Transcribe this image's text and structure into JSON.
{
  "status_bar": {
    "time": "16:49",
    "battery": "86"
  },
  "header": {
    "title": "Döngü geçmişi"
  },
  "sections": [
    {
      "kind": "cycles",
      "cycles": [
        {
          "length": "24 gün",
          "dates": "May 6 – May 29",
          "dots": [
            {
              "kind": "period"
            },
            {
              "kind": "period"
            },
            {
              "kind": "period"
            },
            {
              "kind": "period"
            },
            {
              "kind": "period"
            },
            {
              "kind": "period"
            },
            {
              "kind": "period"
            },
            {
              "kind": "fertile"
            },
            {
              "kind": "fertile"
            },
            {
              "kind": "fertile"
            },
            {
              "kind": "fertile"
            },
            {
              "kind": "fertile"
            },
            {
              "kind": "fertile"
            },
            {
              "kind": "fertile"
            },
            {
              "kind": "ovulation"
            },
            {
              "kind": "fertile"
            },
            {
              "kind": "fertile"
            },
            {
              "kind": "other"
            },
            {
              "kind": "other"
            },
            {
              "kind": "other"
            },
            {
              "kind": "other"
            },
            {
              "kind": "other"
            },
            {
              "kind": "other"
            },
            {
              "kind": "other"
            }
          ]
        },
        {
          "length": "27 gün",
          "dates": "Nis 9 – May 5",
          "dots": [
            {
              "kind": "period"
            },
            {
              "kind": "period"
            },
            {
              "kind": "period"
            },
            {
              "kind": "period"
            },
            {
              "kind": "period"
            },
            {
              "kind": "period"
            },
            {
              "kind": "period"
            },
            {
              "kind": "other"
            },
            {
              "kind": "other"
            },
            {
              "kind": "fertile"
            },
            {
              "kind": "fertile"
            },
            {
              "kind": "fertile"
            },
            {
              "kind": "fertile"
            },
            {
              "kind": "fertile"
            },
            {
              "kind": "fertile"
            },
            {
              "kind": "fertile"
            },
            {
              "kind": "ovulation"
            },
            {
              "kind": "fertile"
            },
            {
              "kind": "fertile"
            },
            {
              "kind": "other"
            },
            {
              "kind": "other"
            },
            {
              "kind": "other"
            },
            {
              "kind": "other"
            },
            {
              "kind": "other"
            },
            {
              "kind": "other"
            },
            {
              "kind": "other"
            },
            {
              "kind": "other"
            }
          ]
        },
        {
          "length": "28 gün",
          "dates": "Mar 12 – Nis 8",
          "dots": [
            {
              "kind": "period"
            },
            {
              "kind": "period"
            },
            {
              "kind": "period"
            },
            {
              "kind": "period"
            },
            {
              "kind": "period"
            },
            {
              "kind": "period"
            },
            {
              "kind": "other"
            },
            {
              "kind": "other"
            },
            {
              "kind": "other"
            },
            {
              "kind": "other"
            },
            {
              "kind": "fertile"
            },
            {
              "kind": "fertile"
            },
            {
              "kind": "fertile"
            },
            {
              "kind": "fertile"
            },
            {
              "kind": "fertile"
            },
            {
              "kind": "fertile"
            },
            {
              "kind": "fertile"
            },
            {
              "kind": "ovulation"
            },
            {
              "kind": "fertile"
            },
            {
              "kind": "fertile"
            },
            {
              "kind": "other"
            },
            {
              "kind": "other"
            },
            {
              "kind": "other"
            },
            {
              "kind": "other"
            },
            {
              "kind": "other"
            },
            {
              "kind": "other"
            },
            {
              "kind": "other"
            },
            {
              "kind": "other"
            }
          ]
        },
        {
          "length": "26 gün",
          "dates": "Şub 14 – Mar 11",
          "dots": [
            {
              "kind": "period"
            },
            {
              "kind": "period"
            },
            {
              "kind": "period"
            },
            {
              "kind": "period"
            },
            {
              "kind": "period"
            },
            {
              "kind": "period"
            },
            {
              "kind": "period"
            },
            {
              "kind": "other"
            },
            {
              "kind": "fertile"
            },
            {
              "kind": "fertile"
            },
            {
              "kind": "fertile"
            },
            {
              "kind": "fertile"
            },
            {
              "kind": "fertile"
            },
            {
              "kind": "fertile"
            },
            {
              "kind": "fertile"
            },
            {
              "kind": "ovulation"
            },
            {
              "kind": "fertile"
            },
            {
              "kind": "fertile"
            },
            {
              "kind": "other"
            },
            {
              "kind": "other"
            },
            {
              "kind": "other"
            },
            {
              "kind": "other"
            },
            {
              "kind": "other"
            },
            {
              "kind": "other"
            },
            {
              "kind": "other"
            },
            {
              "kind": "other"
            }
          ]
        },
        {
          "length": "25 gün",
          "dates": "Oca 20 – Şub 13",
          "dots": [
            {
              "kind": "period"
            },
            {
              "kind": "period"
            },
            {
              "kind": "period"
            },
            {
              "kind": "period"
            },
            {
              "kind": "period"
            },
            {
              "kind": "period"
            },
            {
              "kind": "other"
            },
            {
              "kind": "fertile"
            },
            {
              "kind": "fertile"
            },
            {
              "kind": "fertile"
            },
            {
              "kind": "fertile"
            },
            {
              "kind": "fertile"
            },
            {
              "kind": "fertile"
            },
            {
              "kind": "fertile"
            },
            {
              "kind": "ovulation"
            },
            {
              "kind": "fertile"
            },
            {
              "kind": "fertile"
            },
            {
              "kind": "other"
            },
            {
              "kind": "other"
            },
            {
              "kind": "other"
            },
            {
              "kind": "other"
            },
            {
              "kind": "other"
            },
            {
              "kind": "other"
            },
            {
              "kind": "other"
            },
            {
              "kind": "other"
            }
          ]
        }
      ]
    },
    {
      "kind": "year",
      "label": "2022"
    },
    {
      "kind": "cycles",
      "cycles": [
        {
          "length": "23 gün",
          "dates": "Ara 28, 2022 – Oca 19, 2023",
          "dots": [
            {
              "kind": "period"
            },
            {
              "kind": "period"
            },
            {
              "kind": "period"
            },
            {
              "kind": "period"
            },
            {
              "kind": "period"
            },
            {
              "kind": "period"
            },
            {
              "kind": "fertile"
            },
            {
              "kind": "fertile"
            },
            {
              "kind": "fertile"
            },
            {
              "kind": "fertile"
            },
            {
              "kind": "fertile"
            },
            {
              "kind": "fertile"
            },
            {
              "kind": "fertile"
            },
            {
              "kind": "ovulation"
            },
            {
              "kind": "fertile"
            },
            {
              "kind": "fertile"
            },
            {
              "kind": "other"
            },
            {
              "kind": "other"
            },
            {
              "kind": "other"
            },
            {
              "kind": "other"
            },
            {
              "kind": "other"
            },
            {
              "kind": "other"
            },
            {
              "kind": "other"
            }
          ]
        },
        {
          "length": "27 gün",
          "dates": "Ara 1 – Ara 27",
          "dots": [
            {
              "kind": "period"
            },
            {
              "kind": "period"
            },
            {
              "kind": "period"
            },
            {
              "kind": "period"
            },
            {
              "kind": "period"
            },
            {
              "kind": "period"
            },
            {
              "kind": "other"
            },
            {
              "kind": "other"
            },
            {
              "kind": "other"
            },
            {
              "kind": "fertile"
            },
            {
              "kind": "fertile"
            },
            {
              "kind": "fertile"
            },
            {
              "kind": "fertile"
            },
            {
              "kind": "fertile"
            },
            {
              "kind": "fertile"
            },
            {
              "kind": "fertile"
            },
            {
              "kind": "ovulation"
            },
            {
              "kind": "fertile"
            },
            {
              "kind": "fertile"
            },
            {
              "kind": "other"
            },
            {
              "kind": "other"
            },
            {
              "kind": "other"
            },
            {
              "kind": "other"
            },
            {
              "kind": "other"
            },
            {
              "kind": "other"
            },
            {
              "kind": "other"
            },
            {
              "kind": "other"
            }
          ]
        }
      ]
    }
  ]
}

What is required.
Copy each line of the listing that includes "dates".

Written response.
          "dates": "May 6 – May 29",
          "dates": "Nis 9 – May 5",
          "dates": "Mar 12 – Nis 8",
          "dates": "Şub 14 – Mar 11",
          "dates": "Oca 20 – Şub 13",
          "dates": "Ara 28, 2022 – Oca 19, 2023",
          "dates": "Ara 1 – Ara 27",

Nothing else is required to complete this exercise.